NEWS.COM.AU: How Amazon has it all wrong

Original article published on news.com.au 20 August 2015 http://www.news.com.au/finance/work/how-amazon-has-it-all-wrong/story-fnkgbb6w-1227489086250. 

THE modern workplace is becoming a powerful and relentless factory that swallows up high-achievers and spits them out.

A New York Times expose on Amazon this weekend painted a grim picture of a “bruising” environment fuelled by ambitious recruits who are encouraged to tear each other’s ideas apart, provide secret feedback on colleagues and work long and hard at the expense of their personal lives.

The alarming story came shortly after shipping giant Hutchison Ports Australia made headlines for attempting to sack almost 100 wharfies via “flippant and heartless” middle-of-the-night text messages.

With jobs a scarce commodity, workers are increasingly expected to perform faster, smarter and better until they burn out, often in roles they didn’t choose and for precious little reward.

We hear plenty about trendy, stylish offices with progressive ways of working, but is that just a way to keep staff chained to their desks? And what’s the reality for the rest of us?

Some say we urgently need to change our working lives to keep pace with a rapidly transforming world.

DROP THE ECONOMICS

Executive mentor Anthony Howard, who interviewed hundreds of CEOs for his bookHumanise: Why Human-Centred Leadership is the key to the 21st Century, believes an obsession with money is holding us back.

“At a local level, there are many leaders doing good work, but unfortunately we hear more negative stories,” the Sydney-based expert told news.com.au. “There’s an overriding economic view, everything has an economic value. That view of life pervades everything: schools, hospitals, government.”

Perhaps controversially, he claims that a business’s goal is not merely to make as much money as possible, but to create other positive results.
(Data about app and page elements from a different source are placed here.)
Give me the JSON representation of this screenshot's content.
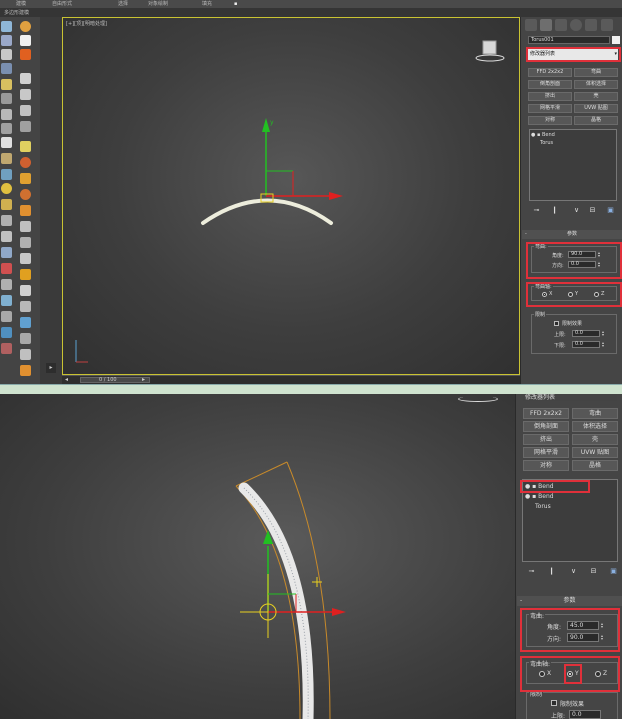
{
  "colors": {
    "accent_red": "#e0303a",
    "viewport_border": "#c9c332",
    "axis_green": "#22c022",
    "axis_red": "#e02020",
    "gizmo_yellow": "#e8d020",
    "bend_orange": "#c88a2a"
  },
  "top": {
    "menu": {
      "items": [
        "建模",
        "自由形式",
        "选择",
        "对象绘制",
        "填充"
      ],
      "sub_label": "多边形建模"
    },
    "viewport_label": "[+][顶][明暗处理]",
    "object_name": "Torus001",
    "modifier_list_label": "修改器列表",
    "modifier_buttons": [
      "FFD 2x2x2",
      "弯曲",
      "倒角剖面",
      "体积选择",
      "挤出",
      "壳",
      "网格平滑",
      "UVW 贴图",
      "对称",
      "晶格"
    ],
    "stack": [
      "Bend",
      "Torus"
    ],
    "stack_icons": [
      "pin-icon",
      "show-end-icon",
      "unique-icon",
      "remove-icon",
      "configure-icon"
    ],
    "params_header": "参数",
    "bend_group": "弯曲:",
    "angle_label": "角度:",
    "angle_value": "90.0",
    "direction_label": "方向:",
    "direction_value": "0.0",
    "axis_group": "弯曲轴:",
    "axis_options": [
      "X",
      "Y",
      "Z"
    ],
    "axis_selected": "X",
    "limit_group": "限制",
    "limit_effect_label": "限制效果",
    "upper_label": "上限:",
    "upper_value": "0.0",
    "lower_label": "下限:",
    "lower_value": "0.0",
    "timeline_label": "0 / 100"
  },
  "bottom": {
    "modifier_list_label": "修改器列表",
    "modifier_buttons": [
      "FFD 2x2x2",
      "弯曲",
      "倒角剖面",
      "体积选择",
      "挤出",
      "壳",
      "网格平滑",
      "UVW 贴图",
      "对称",
      "晶格"
    ],
    "stack": [
      "Bend",
      "Bend",
      "Torus"
    ],
    "params_header": "参数",
    "bend_group": "弯曲:",
    "angle_label": "角度:",
    "angle_value": "45.0",
    "direction_label": "方向:",
    "direction_value": "90.0",
    "axis_group": "弯曲轴:",
    "axis_options": [
      "X",
      "Y",
      "Z"
    ],
    "axis_selected": "Y",
    "limit_group": "限制",
    "limit_effect_label": "限制效果",
    "upper_label": "上限:",
    "upper_value": "0.0"
  }
}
Multi-billionaire Amazon CEO Jeff Bezos might not agree. He defended his company as one with an “intentional approach”, rather than the “soulless, dystopian” nightmare portrayed by the Times.

Employee Nick Ciubotariu echoed his sentiments in a riposte on LinkedIn, insisting that Amazon was a productive, data-driven environment rather than an unforgiving one. But this emphasis on production is perhaps part of the problem.

HUMANS AND ROBOTS

With a growing trend for artificial intelligence, the benefit of people is that they provide something different to tireless, efficient machines.

“We’re not upgrading humans as fast as we are technology,” said Anthony. “We’re starting to treat people like another robot that we can get rid of, something mechanised. If I see you as a unit of economic production then I value you in terms of your output. It devalues and dehumanises you.”

Even great thinkers from the world of science, including Stephen Hawking and Elon Musk, have pointed out the existential crisis presented by advances in technology. It allows opportunities for companies to run differently, but there needs to be a balance between humans and robots.

PEOPLE BEFORE PROFIT

Anthony believes that our greatest leaders were people-centric, putting human first in all decisions.

“The Mandelas, the Martin Luther Kings emerged in response to major things, Apartheid and oppression. They responded to need by saying, ‘I see you with your hopes, dreams and aspirations’.

“That’s what should have happened on the docks — someone should have said, ‘These are people with families, this is how they should be treated’. You have to put yourself in their shoes.”

Leaders need to think about both “proper and permissive” ways to act, he added. “With the expenses scandal, MPs were saying they were operating within the law. So it was permissible, but was it proper?”

COMMUNITY FIRST

The idea is to put engagement of staff, customers and communities before everything else. Unilever’s Paul Polman recently took up this concept in his plan for a sustainable future, insisting that a business cannot “just be a business”, and cannot prosper where a community fails.

If a community succeeds, people will buy more cosmetics, food and even banking products, so it makes sense to move the focus away from the profit margin.

Netflix recently grabbed the world’s attention by announcing that employees could take as much parental leave, and as much annual leave, as they chose, in keeping with a philosophy of
trust. If you respect the ability of staff to act as responsible adults, they will do so, the thinking goes.

Some argued this policy might encourage staff to not use all their leave to display their dedication. In fact, its success depends on whether a company shows staff it values their mental, physical and emotional wellbeing.

Ruling with love, not fear, could genuinely be the secret to a successful workplace.

Anthony Howard’s tips for human-centred success

● Understand the moral and technological challenges

● Create a long-term outlook that underpins sustainability

● Discover your purpose and foster virtues that help achieve it

● Influence others by building meaningful, person-to-person relationships

● Turn your personal moral values into a leadership style that will benefit and inspire others.